‑ Wesley Morris, Boston Globe
"If a team of clever screenwriters tried to script a cautionary tale about the politics of fame (and the fame of politics), they likely couldn't come up with anything odder or more apt than Erik Gandini's documentary Videocracy."
‑ Noel Murray, AV Club
"Videocracy is a fascinating film, indicative of the new wave of scorn and revulsion felt by a younger generation of Italians for Berlusconi's smug and mediocre rule."
‑ Peter Bradshaw, Guardian
"Gandini's voiceover is a little ponderous, but, aptly for a film about the primacy of the image, he lets the pictures, many of them deliberately awkward tableaux, others bordering on absurdist, do most of the work."
‑ Sukhdev Sandhu, Daily Telegraph
"Politicians of the world are the celebrity faces of multi-national global corporations that call the shots.

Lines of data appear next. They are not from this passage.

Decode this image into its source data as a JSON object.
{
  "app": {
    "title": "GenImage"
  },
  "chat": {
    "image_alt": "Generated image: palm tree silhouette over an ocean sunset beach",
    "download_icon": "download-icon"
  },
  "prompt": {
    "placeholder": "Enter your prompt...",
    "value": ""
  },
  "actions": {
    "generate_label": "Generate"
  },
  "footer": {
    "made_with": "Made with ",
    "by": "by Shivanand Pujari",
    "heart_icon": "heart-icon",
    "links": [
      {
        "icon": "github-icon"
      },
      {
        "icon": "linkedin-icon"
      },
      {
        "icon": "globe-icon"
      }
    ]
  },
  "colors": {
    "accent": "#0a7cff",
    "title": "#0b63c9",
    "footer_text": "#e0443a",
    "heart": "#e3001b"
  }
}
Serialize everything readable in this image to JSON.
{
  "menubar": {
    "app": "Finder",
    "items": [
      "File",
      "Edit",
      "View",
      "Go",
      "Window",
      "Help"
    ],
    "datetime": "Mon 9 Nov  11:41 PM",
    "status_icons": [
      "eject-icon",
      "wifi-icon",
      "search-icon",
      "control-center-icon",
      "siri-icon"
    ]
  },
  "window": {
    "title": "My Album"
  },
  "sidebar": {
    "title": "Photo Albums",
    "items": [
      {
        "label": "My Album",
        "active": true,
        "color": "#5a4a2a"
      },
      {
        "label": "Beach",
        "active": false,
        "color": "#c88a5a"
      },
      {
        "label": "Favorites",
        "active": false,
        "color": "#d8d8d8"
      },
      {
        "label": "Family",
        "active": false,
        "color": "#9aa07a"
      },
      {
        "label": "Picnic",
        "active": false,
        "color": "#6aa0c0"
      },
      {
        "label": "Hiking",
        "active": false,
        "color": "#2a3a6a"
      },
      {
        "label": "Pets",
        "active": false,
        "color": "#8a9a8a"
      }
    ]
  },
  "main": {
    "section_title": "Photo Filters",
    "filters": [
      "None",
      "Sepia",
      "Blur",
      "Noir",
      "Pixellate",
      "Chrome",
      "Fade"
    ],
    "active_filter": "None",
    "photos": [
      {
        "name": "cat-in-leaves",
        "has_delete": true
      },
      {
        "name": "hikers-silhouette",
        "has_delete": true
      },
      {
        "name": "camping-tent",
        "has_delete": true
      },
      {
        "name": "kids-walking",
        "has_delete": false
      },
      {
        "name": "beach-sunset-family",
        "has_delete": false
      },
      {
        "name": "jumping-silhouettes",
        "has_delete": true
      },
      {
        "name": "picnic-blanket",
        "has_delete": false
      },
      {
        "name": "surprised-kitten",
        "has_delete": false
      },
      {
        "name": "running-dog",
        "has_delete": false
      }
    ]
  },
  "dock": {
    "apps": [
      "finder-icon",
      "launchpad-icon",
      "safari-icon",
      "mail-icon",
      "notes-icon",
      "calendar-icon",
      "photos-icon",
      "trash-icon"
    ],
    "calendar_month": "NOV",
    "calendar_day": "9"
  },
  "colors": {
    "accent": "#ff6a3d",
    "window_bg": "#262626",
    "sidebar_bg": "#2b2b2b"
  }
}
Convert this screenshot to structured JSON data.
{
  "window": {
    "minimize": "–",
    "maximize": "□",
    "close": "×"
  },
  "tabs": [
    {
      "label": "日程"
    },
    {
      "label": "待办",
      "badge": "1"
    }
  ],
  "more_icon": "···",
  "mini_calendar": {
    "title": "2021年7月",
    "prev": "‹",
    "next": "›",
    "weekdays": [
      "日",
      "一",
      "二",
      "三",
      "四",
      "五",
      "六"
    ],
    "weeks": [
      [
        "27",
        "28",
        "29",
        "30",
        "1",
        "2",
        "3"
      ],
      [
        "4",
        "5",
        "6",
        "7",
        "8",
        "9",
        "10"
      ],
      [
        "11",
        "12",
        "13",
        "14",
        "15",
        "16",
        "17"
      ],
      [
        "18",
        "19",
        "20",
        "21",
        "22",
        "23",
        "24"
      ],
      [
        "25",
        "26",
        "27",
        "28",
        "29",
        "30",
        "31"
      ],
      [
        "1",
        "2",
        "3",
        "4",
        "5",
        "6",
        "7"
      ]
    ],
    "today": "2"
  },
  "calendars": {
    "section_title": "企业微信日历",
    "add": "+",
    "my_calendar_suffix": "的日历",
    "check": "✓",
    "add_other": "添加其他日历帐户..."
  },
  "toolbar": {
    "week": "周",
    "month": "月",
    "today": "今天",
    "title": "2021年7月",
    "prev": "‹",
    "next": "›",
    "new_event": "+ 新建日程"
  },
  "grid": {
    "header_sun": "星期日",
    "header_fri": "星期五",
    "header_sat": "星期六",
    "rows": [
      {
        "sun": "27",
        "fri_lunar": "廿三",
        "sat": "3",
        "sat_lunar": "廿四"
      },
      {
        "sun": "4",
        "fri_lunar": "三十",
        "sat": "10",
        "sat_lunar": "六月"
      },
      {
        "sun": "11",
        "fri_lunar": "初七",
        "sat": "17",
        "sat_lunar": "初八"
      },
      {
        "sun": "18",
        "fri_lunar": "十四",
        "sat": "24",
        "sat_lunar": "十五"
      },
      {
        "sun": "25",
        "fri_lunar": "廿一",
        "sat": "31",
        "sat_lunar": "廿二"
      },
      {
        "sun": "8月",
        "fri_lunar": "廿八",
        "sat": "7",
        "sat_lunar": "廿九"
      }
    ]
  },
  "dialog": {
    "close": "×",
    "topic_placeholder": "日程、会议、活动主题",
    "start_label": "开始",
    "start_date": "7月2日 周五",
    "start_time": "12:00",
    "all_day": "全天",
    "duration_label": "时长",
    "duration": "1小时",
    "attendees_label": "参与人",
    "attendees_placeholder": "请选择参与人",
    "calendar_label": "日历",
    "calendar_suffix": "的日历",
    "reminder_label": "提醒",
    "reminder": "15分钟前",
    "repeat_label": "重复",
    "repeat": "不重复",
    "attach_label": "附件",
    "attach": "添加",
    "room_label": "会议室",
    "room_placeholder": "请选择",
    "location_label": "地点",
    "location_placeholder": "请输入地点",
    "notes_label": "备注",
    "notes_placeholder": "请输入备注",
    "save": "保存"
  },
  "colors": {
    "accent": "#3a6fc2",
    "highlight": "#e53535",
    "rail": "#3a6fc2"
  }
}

If that's news to you then sure, go see this documentary about Italy's variety of such exploitation."
‑ Cole Smithey,
"The combination of terrific footage with a low, rumbling score of doom makes this a compelling horror show."
‑ Dave Calhoun, Time Out
"It feels like a major excavation -- the Rosetta stone by which we might come to understand Jersey Shore."
‑ Joshua Rothkopf, Time Out New York
"Celebrity and the PR politico"
‑ Paul Knoll, Metro Times (Detroit, MI)
"Sadly, filmmaker Erik Gandini misses an opportunity ... in this documentary that sets out to explore the links between Berlusconi's business interests and his political standing."
‑ David Parkinson, Radio Times
"A documentary that wakes us up to the pitfalls of politically controlled television and then puts us to sleep watching the people producing it."
‑ Ron Wilkinson, Monsters and Critics
More reviews for Videocracy on Rotten Tomatoes